Covid-19 exposed operating risks for companies, including overreliance on some personnel to perform critical functions. This presents an operational threat and puts added pressure on individuals tasked with performing these functions. Remote work became a hallmark of the pandemic for businesses.

For those that could remain operational at a distance, this has been a major benefit. If your business shifted to a remote-first approach to work during the pandemic, consider making those policies permanent. If your shift to remote work was fraught with challenge, assess what went wrong and try to improve upon those mistakes. The time is now to evaluate what worked and what you need to improve in terms of online business and remote work.

Put those plans and systems in place now. That is an investment that may very well make the difference between maintaining continuity of operations or shutting down completely.

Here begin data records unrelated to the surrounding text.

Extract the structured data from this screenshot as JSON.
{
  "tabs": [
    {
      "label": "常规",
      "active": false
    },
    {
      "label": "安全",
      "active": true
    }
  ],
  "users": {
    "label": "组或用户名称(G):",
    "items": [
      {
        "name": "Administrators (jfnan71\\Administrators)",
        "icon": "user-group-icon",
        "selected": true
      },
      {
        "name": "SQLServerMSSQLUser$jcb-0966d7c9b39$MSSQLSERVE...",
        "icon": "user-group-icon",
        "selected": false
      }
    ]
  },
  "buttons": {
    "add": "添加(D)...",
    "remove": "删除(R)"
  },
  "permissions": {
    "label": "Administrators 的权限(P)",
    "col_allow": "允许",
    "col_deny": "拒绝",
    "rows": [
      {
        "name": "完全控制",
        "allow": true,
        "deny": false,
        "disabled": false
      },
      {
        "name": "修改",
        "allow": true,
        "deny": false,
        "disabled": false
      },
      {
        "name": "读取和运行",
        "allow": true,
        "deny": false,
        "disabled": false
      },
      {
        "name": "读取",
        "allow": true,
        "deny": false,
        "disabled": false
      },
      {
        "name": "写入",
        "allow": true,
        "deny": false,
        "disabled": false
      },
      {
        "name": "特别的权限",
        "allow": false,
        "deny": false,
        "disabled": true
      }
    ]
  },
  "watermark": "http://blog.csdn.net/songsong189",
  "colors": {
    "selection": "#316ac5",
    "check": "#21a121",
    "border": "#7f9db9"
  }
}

Develop a formal process for implementing Delegations of Authority and other financial and legal processes so they can be executed remotely.

Ideally, you should have layers two-deep, so you always have at least one available backup. Build a systematic method for suspending, closing and resuming operations.The process you implemented during the first wave should serve as a guide. Document all the steps so you can implement them consistently and quickly for any business disruption. Set up or if you already have, update your succession plan should something happen to you or one of your critical employees so the business can continue. All businesses, regardless of size, should have a disaster and business continuity plan in place, along with a crisis team that is ready to put that plan into action.

Communicate with customers

It remains as pivotal as ever that you keep everyone – your employees and customers alike – fully apprised of your plans and expectations during the Covid-19 pandemic. Not only is it important for your business to keep everyone informed, but your customers and employees are looking to your brand for support at an uncertain and difficult time. Offer that support in a direct and easily understood way. The most important aspect of making all of this happen effectively is communication. Businesses must plan to communicate often with their employees and their customers on a regular basis.

Whatever your unique situation, it is critical to develop a contingency plan. Even if second-wave business closures don’t materialise, you will be well positioned for any other unforeseen crises, such as natural disasters or social upheaval. If the Covid-19 pandemic has taught us one thing, it’s that all businesses must expect the unexpected; this preparation could be the difference between surviving and closing your business permanently.

In 2020, we have learned the significance of a business disaster continuity plan. Don’t be caught without one, should things take a turn for the worse.